I believe that based on the above documentation, the -yn suffix is reasonable in the 16th century.
For Buchanan, the R&W citation is still just for a locative, so we need this:
(For great temporal consistency:) Ann Buchanan; mother of a male child christened Sep 1587; BISHOP MIDDLEHAM,DURHAM,ENGLAND; batch no. M10012-1; https://familysearch.org/ark:/61903/1:1:XTP8-RBM
5: Tiberius of Warwickshire - New Name & New Badge
Gules, a cross formy between four trilliums argent
No major changes.
Tiberius was the name of a saint, who was venerated at Montpellier during the Middle Ages. [Tiberius Addams, 05/2011 LoAR, A-West]
Warwickshire is a county in the West Midlands of England q.v. "The lay subsidy roll for Warwickshire of 6 Edward III (1332)" https://catalog.hathitrust.org/Record/001644446

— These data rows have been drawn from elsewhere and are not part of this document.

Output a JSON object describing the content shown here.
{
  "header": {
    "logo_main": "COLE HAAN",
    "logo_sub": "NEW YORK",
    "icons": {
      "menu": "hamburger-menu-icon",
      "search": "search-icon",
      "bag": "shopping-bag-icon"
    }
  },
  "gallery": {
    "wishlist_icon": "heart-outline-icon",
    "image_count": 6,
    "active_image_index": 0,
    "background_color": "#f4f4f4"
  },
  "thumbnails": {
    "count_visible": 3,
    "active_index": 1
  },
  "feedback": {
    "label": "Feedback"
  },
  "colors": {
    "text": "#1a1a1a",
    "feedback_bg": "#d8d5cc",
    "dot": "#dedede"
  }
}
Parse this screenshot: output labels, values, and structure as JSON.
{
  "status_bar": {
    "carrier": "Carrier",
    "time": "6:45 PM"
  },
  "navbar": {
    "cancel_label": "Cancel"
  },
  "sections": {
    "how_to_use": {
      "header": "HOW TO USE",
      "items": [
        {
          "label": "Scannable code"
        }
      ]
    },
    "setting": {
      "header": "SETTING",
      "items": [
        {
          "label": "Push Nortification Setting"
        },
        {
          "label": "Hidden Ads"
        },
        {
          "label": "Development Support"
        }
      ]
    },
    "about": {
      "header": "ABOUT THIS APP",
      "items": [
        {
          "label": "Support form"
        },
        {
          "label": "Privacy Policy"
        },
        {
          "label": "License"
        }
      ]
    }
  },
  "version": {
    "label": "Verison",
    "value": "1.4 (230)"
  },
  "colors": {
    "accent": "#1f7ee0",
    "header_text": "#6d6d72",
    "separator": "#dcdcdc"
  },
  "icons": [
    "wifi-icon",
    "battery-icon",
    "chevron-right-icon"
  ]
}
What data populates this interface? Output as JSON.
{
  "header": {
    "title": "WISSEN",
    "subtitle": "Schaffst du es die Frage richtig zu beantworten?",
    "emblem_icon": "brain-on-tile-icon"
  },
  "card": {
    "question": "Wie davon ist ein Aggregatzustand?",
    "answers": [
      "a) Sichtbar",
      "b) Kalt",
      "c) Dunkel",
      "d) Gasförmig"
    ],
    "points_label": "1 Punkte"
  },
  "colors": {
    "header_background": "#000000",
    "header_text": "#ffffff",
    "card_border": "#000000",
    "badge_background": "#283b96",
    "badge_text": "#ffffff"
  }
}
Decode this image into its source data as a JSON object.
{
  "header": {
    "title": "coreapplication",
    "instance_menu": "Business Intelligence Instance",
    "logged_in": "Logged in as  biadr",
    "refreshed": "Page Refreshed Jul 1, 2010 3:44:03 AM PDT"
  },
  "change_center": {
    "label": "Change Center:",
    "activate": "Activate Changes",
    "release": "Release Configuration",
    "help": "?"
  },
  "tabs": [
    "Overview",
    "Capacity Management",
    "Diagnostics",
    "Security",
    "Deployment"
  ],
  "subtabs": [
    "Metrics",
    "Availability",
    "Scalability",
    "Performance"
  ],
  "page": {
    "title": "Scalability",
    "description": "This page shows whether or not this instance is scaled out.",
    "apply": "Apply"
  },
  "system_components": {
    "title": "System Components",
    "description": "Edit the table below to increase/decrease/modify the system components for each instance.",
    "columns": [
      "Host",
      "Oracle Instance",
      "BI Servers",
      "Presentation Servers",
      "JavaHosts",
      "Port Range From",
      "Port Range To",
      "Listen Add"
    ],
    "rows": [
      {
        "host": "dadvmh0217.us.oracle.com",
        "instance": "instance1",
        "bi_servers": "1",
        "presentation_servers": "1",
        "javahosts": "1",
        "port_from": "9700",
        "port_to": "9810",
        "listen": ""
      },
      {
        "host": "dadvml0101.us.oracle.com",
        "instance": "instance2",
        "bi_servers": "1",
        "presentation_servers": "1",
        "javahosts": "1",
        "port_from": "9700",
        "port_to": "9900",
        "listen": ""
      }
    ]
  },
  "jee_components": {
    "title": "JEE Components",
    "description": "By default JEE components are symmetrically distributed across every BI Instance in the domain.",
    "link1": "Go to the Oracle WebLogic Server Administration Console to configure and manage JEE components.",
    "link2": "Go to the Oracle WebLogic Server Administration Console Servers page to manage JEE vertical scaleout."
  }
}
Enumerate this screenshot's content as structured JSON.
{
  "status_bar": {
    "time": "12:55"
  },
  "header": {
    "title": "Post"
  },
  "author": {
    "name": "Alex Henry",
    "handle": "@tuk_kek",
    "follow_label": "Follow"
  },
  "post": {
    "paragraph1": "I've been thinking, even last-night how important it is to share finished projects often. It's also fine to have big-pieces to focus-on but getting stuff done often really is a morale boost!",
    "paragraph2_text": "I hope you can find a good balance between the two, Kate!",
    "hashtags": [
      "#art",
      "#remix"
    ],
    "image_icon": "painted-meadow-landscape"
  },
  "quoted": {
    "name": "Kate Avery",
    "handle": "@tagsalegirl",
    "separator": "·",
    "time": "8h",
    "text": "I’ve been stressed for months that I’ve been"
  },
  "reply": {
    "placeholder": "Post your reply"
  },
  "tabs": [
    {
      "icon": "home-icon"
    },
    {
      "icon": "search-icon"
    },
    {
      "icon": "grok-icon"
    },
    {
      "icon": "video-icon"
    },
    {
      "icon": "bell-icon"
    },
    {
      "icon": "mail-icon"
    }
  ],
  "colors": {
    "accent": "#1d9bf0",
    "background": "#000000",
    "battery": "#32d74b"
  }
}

From the Kingdom commentary Seraphina Delfino adds this..
I wonder if this will help stengthen the documentation for Warwickshire. It mentions Warwickshire in the 12th Century. The hundreds of Warwickshire http://www.british-history.ac.uk/vch/warks/vol3/pp1-4
And Christopher Devereux provides this...
As an alternative, Warwickshire appears in Britannia: sive florentissimorum regnorum, Angliae, Scotiae, Hiberniae... by William Camden (1616; https://books.google.com/books?id=5PAOAAAAQAAJ&pg=PA445&dq=warwickshire&hl=en&sa=X&ved=0ahUKEwio-anq ge7QAhVDQCYKHX_gBFwQ6AEIGjAA#v=onepage&q=warwickshire&f=false).
Additionally, the February 2015 Cover Letter allows for English and German names to be borrowed in the context of the 16th and early 17th centuries, allowing us to count a German given name borrowed into English as English.
<Tiberius> Balamanuto, m, 30 Jan 1604, Stuttgart, Württemberg, Germany. Batch #M91614-9. https://familysearch.org/ark:/61903/1:1:NZLR-JQL
Use of the Trillium flower is a Step from Period practice, but it is the only one.
As always, we thank those who have commented on our Internal letter and this external letter.
Rylyn Green Mantle